South Bay's Experts in Catheter-Based Treatment
Torrance Memorial has continually been at the forefront in minimally invasive
treatment options for cardiovascular care. Torrance Memorial Cardiac Catheterization
Laboratory is South Bay's leader in catheter-based treatment. Comprised
of some of the world's most experienced cardiologists, our Cardiac
Cath Lab offers expert diagnosis, state-of-the-art technology, and unparalleled
excellence in care and patient safety.
What is Interventional Cardiology?
Interventional cardiology uses nonsurgical catheter-based (small tubes
inserted into the arteries and guided to the heart) treatment techniques
to manage or reduce coronary artery blockages, stop heart attacks, correct
valvular heart disease, and treat peripheral vascular and aortic vascular problems.
Interventional cardiology procedures are generally less invasive than traditional
surgery. In most cases, these procedures require only one small incision
for insertion of the catheter.
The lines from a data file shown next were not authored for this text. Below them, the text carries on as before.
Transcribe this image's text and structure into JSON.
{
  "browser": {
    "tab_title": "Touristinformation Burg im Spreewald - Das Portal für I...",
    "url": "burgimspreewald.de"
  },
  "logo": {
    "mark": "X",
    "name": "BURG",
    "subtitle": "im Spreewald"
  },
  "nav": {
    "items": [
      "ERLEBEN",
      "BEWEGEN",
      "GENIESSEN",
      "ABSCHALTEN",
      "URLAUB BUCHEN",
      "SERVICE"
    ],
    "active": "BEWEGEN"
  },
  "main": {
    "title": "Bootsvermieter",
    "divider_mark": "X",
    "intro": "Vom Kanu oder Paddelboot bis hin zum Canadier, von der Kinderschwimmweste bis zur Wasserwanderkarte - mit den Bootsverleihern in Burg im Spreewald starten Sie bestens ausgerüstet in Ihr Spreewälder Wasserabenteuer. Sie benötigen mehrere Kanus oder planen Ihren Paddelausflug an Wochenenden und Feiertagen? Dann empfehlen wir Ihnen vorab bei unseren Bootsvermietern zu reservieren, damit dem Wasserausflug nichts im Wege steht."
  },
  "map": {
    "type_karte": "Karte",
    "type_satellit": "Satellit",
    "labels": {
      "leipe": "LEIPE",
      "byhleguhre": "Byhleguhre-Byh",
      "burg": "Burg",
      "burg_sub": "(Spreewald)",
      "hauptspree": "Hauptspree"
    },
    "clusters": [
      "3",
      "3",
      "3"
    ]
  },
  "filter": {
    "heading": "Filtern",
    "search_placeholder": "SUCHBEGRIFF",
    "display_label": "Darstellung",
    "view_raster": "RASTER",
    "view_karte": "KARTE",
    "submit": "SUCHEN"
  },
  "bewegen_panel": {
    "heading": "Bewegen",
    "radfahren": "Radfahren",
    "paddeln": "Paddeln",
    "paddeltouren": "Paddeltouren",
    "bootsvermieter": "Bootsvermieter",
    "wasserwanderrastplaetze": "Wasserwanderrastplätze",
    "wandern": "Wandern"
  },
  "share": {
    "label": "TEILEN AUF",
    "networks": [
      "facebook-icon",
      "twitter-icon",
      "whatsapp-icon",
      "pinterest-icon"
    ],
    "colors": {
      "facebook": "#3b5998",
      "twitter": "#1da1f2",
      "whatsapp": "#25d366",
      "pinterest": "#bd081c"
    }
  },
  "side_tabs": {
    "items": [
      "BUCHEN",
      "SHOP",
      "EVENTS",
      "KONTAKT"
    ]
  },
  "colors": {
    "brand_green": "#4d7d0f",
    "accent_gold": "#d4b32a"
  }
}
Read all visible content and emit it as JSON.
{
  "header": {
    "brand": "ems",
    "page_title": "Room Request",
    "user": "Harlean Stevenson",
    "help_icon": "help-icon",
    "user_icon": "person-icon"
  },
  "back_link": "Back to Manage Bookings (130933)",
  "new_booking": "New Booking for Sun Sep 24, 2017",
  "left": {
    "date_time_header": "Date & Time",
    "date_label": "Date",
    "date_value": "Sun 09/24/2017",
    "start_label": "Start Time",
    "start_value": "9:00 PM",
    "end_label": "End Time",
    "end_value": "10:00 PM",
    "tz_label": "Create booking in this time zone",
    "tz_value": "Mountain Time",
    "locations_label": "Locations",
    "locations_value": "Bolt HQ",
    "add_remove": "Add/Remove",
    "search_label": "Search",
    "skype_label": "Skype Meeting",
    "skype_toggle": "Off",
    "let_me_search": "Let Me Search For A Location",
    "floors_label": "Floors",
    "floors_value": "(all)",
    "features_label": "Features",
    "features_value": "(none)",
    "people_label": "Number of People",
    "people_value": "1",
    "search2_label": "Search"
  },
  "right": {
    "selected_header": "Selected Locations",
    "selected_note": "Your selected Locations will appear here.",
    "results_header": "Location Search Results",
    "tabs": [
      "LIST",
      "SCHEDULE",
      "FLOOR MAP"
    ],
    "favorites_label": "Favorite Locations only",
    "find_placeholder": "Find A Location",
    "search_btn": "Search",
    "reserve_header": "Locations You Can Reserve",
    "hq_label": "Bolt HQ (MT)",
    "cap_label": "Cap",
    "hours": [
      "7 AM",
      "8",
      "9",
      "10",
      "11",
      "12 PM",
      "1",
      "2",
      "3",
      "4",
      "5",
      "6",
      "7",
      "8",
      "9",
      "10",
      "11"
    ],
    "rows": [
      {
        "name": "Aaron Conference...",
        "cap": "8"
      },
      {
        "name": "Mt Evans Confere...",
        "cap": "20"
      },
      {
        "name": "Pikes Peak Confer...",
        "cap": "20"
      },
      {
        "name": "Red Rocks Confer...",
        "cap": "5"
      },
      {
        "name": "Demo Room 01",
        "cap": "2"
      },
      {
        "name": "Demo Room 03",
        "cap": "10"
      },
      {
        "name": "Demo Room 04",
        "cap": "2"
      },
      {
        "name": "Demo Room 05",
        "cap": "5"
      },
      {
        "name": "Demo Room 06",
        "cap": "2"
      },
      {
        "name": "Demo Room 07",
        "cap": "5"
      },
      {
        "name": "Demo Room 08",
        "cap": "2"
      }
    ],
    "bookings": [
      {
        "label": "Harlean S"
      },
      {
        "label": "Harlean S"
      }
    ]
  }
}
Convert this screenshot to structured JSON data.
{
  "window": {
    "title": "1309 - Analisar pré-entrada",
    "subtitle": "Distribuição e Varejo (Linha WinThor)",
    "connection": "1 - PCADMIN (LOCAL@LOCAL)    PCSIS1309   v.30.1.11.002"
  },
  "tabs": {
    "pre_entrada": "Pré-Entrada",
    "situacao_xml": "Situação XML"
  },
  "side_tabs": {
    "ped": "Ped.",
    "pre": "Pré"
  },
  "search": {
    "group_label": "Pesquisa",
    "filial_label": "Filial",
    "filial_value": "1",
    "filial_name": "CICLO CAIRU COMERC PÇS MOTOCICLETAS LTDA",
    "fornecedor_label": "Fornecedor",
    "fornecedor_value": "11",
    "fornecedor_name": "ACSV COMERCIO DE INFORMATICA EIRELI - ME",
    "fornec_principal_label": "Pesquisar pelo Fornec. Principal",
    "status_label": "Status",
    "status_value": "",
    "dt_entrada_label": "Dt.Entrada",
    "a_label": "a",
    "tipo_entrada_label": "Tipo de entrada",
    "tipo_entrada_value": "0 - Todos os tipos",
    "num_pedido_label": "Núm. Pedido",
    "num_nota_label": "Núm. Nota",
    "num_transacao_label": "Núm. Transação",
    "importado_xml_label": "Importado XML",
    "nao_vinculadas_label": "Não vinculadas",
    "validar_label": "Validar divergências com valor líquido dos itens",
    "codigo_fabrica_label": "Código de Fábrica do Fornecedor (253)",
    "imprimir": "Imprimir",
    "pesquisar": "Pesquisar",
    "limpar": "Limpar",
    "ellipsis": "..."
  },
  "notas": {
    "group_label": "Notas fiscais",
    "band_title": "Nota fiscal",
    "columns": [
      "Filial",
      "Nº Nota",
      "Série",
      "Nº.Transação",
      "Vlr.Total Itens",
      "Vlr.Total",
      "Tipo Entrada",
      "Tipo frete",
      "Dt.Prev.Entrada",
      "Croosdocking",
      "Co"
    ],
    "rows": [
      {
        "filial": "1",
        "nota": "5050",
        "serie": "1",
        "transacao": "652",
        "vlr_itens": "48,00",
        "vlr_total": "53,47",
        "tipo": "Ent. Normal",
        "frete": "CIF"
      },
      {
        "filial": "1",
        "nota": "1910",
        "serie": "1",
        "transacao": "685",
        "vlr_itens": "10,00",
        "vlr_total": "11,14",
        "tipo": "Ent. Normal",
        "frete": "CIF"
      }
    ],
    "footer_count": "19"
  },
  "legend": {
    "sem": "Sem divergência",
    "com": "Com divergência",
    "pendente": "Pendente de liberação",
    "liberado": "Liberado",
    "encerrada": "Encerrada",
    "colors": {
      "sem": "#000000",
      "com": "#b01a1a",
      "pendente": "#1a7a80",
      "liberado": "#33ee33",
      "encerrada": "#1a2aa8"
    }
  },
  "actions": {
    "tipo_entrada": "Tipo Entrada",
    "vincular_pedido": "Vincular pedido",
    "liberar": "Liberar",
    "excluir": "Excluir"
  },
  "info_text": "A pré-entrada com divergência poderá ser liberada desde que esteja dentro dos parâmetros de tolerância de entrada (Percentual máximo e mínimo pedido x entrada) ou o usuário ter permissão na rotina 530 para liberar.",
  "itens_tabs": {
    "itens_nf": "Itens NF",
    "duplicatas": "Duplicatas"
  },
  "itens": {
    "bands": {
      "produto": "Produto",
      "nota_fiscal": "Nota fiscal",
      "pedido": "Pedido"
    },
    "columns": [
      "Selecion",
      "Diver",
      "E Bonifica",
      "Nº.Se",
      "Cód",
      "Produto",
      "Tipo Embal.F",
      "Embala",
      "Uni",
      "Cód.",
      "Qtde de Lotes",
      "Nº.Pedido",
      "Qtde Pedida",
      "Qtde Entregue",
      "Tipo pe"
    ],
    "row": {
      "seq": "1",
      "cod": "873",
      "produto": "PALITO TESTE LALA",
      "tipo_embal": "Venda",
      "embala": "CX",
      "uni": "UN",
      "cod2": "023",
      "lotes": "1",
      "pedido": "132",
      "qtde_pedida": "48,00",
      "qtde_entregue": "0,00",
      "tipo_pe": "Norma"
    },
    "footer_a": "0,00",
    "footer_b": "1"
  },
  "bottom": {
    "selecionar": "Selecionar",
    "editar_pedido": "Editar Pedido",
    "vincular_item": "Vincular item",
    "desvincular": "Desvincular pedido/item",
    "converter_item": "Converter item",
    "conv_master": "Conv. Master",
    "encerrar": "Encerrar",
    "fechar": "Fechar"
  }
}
Most interventional cardiology patients
do not require general anesthesia and some procedures can take as few
as 30 minutes to perform.
In many cases, patients go home the same day or are hospitalized for only
one night following interventional cardiology procedures, instead of the
longer hospital stay required by other types of surgery. Recovery time
often is shorter as well and symptoms, such as shortness of breath and
chest pain, are usually relieved quickly and effectively.
Key Interventional Cardiology Procedures
Diagnostic and Interventional Cardiac Catheterization
Cardiac catheterization is used to determine and diagnose the severity
and extent of cardiovascular problems, including coronary arteries.
Angioplasty and Percutaneous Coronary Stenting
Angioplasty and percutaneous coronary stenting are procedures to widen
or hold open narrowed or blocked arteries.
Coronary atherectomy is used to remove or reduce large plaque deposits
from coronary arteries.
Balloon valvuloplasty, also called percutaneous balloon valvuloplasty,
is a procedure used to enlarge a narrowed, or stenotic, heart valve.
Coronary Artery Bypass Graft
Coronary Artery Bypass Graft is a surgical procedure to clear blockages
or Chronic Total Occlusion in the arteries through innovative percutaneous
(performed through a needle stick through the skin) techniques.
Coronary thrombectomy is a minimally invasive procedure performed to remove
a blood clot, from a coronary artery or other blood vessel.
Innovated Interventional Cardiac Procedures
Percutaneous Coronary Intervention (PCI)
Percutaneous Coronary Intervention (PCI), also know as Angioplasty, is
a procedure used to open blocked coronary arteries (caused by
coronary artery disease) and restore blood flow to the heart muscle without open-heart surgery.
During PCI prodcure, a special catheter (a long, thin, hollow tube) is
inserted into a blood vessel and guided to the blocked coronary artery.
The catheter has a tiny balloon at its tip. Once the catheter is in place,
the balloon is inflated at the narrowed area of the coronary artery. This
presses the fatty tissue against the sides of the artery making more room
for blood flow.
The use of fluoroscopy (a special type of X-ray that's like an X-ray
"movie") helps the doctor find the blockages in the coronary
arteries as a contrast dye moves through the arteries.
The doctor may determine that another type of procedure is necessary. This
may include the use of atherectomy (removal of plaque) at the site of
the narrowing of the artery. In atherectomy, there may be tiny blades
on a balloon or a rotating tip at the end of the catheter. When the catheter
reaches the narrowed spot in the artery, the plaque is broken up or cut
away to open the artery.
Currently under the leadership of
Dr. R. Michael Wyman, Torrance Memorial is one of three sites in the United States currently
testing and developing this interventional cathterization procedure.
Transcatheter Aortic Valve Replacement (TAVR)
TAVR is the name for a new procedure in cardiology and cardiac surgery
that enables patients with a condition called severe aortic stenosis (narrowing
of the aortic heart valve opening) to receive a new heart valve without
undergoing open-heart surgery. Traditionally, the primary treatment for
aortic stenosis has been surgery. However, certain patients with severe
stenosis were considered too sick for surgery.
As a result of a pivotal new Partner Trial, the FDA has approved the use
of the Edwards' Transcatheter Heart Valve, which utilizes a minimally
invasive procedure to implant a new valve using a method very similar
to the implantation of a stent. Therefore, patients whose conditions were
previously thought to be untreatable can now receive a new valve without
open heart surgery.
» Learn More about TAVR Procedure